Grant Programs," which provides guidance to communities on developing
and implementing performance measurement systems.
HUD acquires over $1 billion in contracted services and goods
each year. As part of an overall strategy to improve HUD's acquisition
management, actions are being taken to ensure that HUD's centralized
contract management information system contains reliable data on
the number of active contracts, the expected cost of the contracts,
and the types of goods and services acquired, and that its financial
management information systems provide complete and reliable obligation
and expenditure information on HUD's contracting activities.

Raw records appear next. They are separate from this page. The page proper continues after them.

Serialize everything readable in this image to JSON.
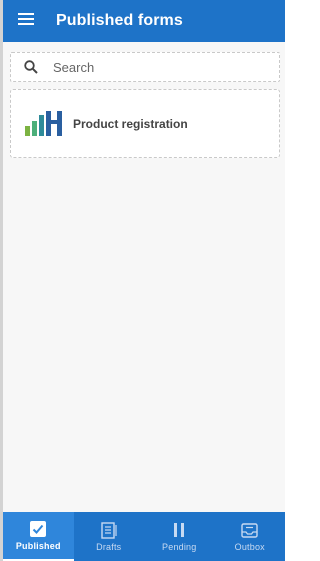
{
  "header": {
    "title": "Published forms",
    "menu_icon": "hamburger-menu-icon"
  },
  "search": {
    "placeholder": "Search",
    "value": "",
    "icon": "search-icon"
  },
  "forms": [
    {
      "name": "Product registration",
      "icon": "bar-chart-logo-icon"
    }
  ],
  "bottom_nav": {
    "items": [
      {
        "label": "Published",
        "icon": "checkbox-icon",
        "active": true
      },
      {
        "label": "Drafts",
        "icon": "document-icon",
        "active": false
      },
      {
        "label": "Pending",
        "icon": "pause-icon",
        "active": false
      },
      {
        "label": "Outbox",
        "icon": "inbox-tray-icon",
        "active": false
      }
    ]
  },
  "colors": {
    "primary": "#1e73c8",
    "active_tab": "#2f86db",
    "logo_green": "#7cb342",
    "logo_teal": "#2e8b99",
    "logo_blue": "#2a5fa0"
  }
}
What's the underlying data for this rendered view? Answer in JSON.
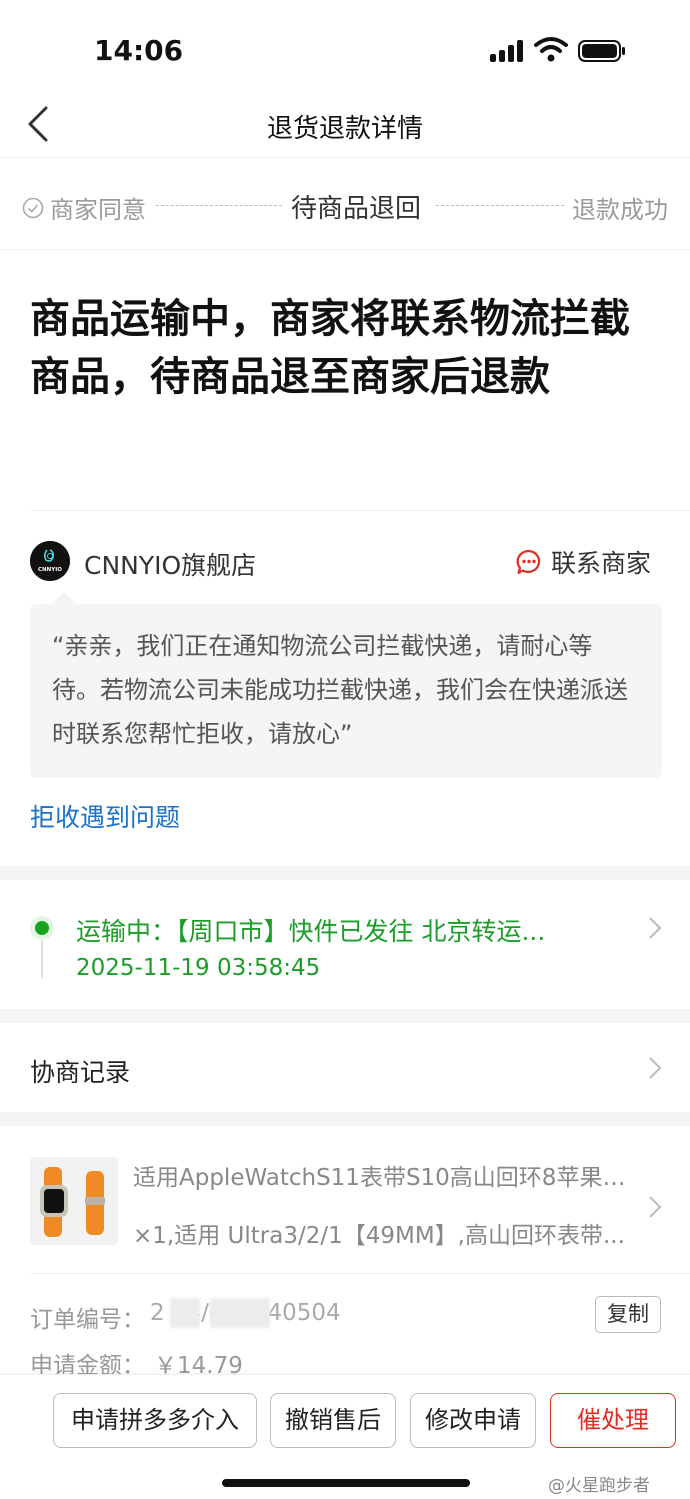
{
  "status_bar": {
    "time": "14:06"
  },
  "nav": {
    "title": "退货退款详情"
  },
  "steps": [
    {
      "label": "商家同意",
      "state": "done"
    },
    {
      "label": "待商品退回",
      "state": "current"
    },
    {
      "label": "退款成功",
      "state": "pending"
    }
  ],
  "headline": "商品运输中，商家将联系物流拦截商品，待商品退至商家后退款",
  "store": {
    "name": "CNNYIO旗舰店",
    "logo_text": "CNNYIO",
    "contact_label": "联系商家"
  },
  "merchant_message": "“亲亲，我们正在通知物流公司拦截快递，请耐心等待。若物流公司未能成功拦截快递，我们会在快递派送时联系您帮忙拒收，请放心”",
  "reject_problem_link": "拒收遇到问题",
  "logistics": {
    "status_text": "运输中：【周口市】快件已发往 北京转运...",
    "time": "2025-11-19 03:58:45"
  },
  "negotiation": {
    "label": "协商记录"
  },
  "product": {
    "title": "适用AppleWatchS11表带S10高山回环8苹果S...",
    "spec": "×1,适用 Ultra3/2/1【49MM】,高山回环表带..."
  },
  "order": {
    "number_label": "订单编号：",
    "number_value": "2    34/426140504",
    "copy_label": "复制",
    "amount_label": "申请金额：",
    "amount_value": "￥14.79"
  },
  "actions": {
    "intervene": "申请拼多多介入",
    "cancel": "撤销售后",
    "modify": "修改申请",
    "urge": "催处理"
  },
  "watermark": "@火星跑步者",
  "colors": {
    "accent_red": "#e02e24",
    "logistics_green": "#1a9e28",
    "link_blue": "#1a73c8"
  }
}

Other
aspects of HUD's acquisitions management improvement strategy are
being addressed through the human capital management strategy, which
incorporates actions to enhance HUD's procurement staff capacity
and improve guidance and training for acquisition officials throughout
Our success will be judged by the lives and communities we have
forever changed through our work: the young families who have taken
out their first mortgage and become homeowners; the once-homeless
men and women who now have a home; the faith-based and community
organizations that are successfully using HUD grants to deliver
social services; and the neighborhoods once facing a shortage of
affordable housing that now have enough homes for all.
Empowered by the resources provided for and supported by the Administration's
proposed Budget for FY 2005, new success stories will be written
and our communities and the entire nation will grow stronger. And
more citizens will come to know the American Dream for themselves.
I would like to thank each of you for your support of our efforts.
We welcome your guidance as we continue our work together.
Content Archived: June 25, 2010